– PORTLAND – The Jewish New Year, or Rosh Hashana, begins at sundown tonight and continues through Friday evening. Rosh Hashana is a festive time, with families and friends gathering to eat together, with special challah bread and an apple dipped in honey to symbolize the hope that we have a sweet year.

The holiday also begins an important time in the Jewish tradition for individuals to examine how we are leading our lives. There are 10 days of repentance between Rosh Hashana and Yom Kippur (which occurs this year on Oct. 7 and 8), and this is a time of reflection for Jewish people.

When we look outside in the nature around us in Maine, we are able to go leaf peeping and see the beauty of the world. In Judaism, we are also now supposed to be going “soul peeping,” exploring the soul’s innermost variations and colors.

Every person’s soul has a special intensity or lightness of color that varies with time and age. We are capable of different good actions at different stages in life.

This is what I mean by soul peeping. We have to look inward and find out what good deeds we are now capable of performing.

On Rosh Hashana, God is said to sit on his throne of judgment deciding on the fate of all humanity. It is said that every good deed that we do in the world can influence the scales of justice in heaven to bend toward divine mercy and compassion.

The highlight of the day on Rosh Hashana is the blowing of the shofar, or ram’s horn, in the synagogue.

The blast of the shofar can be heard on two different levels. In our world, the shofar blast awakens the listeners to perform teshuva, a Hebrew word that means “return.”

In the same way that an alarm clock can wake us up from our nighttime slumber, the shofar blast jolts people to “Wake up!” and start the process of returning to reclaim our identity. The shofar blast should enable us to change paths and start life in a new and better direction.

This is one explanation of the shofar blast – that the sound awakens us to lead better lives.

A different mystical explanation of the sound of the shofar speaks to the idea that the blast of the horn resonates with hidden meanings that can elevate our prayers toward the highest chambers of heaven, to the throne of the all-powerful God. That sound can cause God to pay attention to us.

This past weekend at the Portland Marriot at Sable Oaks, I heard former Gov. Angus King speak at a dinner honoring Rabbi Harry Sky for Sky’s 50 years of service in Maine.

The former governor, while roasting Sky in a good spirit, also talked briefly about religion and about the “truth.” He spoke about the need to appreciate the truths of different religions.

King said that when he was younger, he had a friend who used to say that, “God is the only one who has the truth in the world and God is not paying attention.”

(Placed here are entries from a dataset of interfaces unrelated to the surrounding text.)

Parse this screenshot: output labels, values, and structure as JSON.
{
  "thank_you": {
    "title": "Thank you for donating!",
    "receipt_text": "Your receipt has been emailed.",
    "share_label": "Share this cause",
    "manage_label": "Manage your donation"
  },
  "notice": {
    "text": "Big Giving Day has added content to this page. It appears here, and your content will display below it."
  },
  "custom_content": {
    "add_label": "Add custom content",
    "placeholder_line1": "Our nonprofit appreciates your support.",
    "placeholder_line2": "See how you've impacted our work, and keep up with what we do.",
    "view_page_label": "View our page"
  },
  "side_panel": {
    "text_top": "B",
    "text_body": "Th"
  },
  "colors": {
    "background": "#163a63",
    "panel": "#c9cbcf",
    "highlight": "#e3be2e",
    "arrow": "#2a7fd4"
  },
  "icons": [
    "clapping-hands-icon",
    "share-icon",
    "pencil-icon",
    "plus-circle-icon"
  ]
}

While King may have said those remarks in jest, in tune with the rest of his friendly and humorous remarks that evening, the theological idea made me pause to consider the concept that God was not listening.

When we look at all the suffering in the world and consider all the people in physical pain or financial distress, it might be hard to see how God is paying attention. Nevertheless, tradition teaches that God is waiting for us to return to him and that God can help us.

With the shofar blast on Rosh Hashana, we not only try to awaken ourselves to do good, but we also try to awaken God as well to heed our prayers and show compassion to us.

The mystical idea in Judaism teaches us that the blast of the shofar carries with it a unique sound. The shofar blast is so powerful that it can pierce the highest chambers of heaven and cause God to hear and answer us.

Ultimately, we do not know what is going on up above, but one thing is for certain. We can hear the sound of the shofar in this world.

We can let the sound pierce our souls and cause us to alter our behavior, so that we to behave with the principle of holiness in all our actions.

The shofar is the symbol of the Jewish New Year. With each New Year we have great reason to celebrate life.

The shofar sound tells us that we can celebrate life by taking life seriously.

 

– Special to The Press Herald